* **WHAT YOU WILL DO**
Leave the pictures out and repeat the rest of the data below exactly.

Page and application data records
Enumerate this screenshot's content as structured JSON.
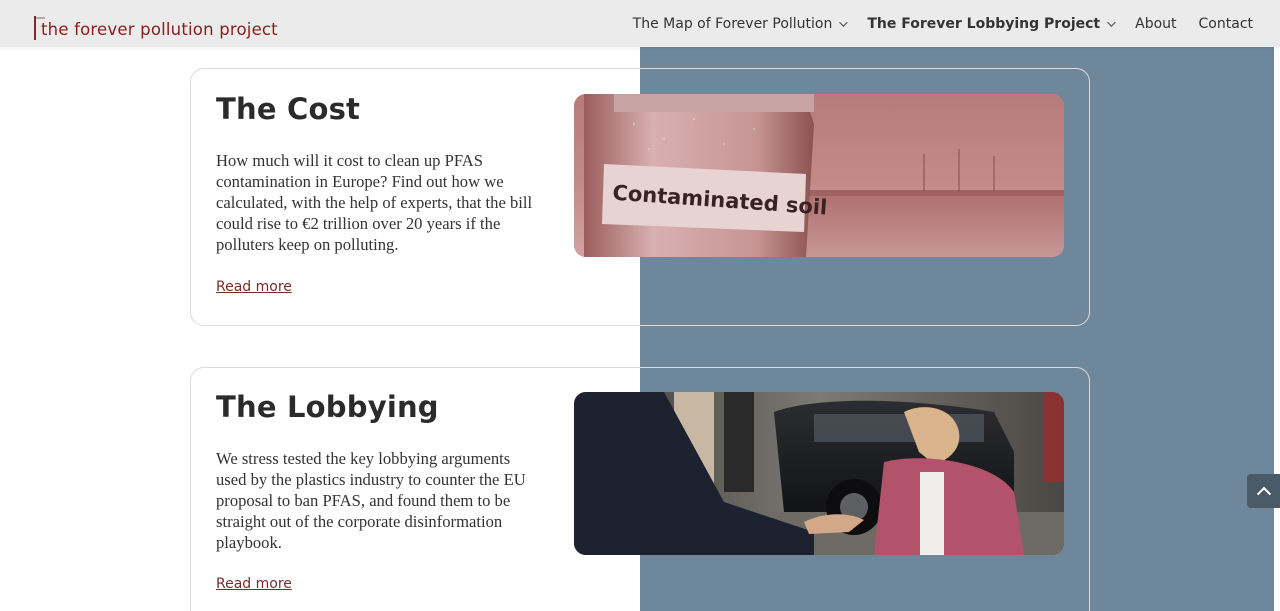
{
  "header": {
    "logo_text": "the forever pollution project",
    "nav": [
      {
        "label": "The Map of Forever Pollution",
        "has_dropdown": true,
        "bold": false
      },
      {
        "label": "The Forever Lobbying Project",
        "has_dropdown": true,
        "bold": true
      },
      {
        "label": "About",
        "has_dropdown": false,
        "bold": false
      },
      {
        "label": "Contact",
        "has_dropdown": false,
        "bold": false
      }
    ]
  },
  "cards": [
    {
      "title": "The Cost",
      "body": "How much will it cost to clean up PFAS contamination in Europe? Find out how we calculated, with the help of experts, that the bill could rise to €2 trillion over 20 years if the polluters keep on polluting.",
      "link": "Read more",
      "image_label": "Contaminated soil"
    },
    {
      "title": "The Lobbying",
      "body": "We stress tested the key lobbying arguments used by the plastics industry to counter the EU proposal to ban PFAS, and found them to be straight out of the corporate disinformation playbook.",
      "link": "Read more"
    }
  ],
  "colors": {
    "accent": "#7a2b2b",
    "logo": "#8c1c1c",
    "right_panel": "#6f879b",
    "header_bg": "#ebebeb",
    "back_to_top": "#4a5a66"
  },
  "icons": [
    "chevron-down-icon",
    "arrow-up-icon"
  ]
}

* **EXERCISE OUTPUT**
Enumerate this screenshot's content as structured JSON.
{
  "header": {
    "logo_text": "the forever pollution project",
    "nav": [
      {
        "label": "The Map of Forever Pollution",
        "has_dropdown": true,
        "bold": false
      },
      {
        "label": "The Forever Lobbying Project",
        "has_dropdown": true,
        "bold": true
      },
      {
        "label": "About",
        "has_dropdown": false,
        "bold": false
      },
      {
        "label": "Contact",
        "has_dropdown": false,
        "bold": false
      }
    ]
  },
  "cards": [
    {
      "title": "The Cost",
      "body": "How much will it cost to clean up PFAS contamination in Europe? Find out how we calculated, with the help of experts, that the bill could rise to €2 trillion over 20 years if the polluters keep on polluting.",
      "link": "Read more",
      "image_label": "Contaminated soil"
    },
    {
      "title": "The Lobbying",
      "body": "We stress tested the key lobbying arguments used by the plastics industry to counter the EU proposal to ban PFAS, and found them to be straight out of the corporate disinformation playbook.",
      "link": "Read more"
    }
  ],
  "colors": {
    "accent": "#7a2b2b",
    "logo": "#8c1c1c",
    "right_panel": "#6f879b",
    "header_bg": "#ebebeb",
    "back_to_top": "#4a5a66"
  },
  "icons": [
    "chevron-down-icon",
    "arrow-up-icon"
  ]
}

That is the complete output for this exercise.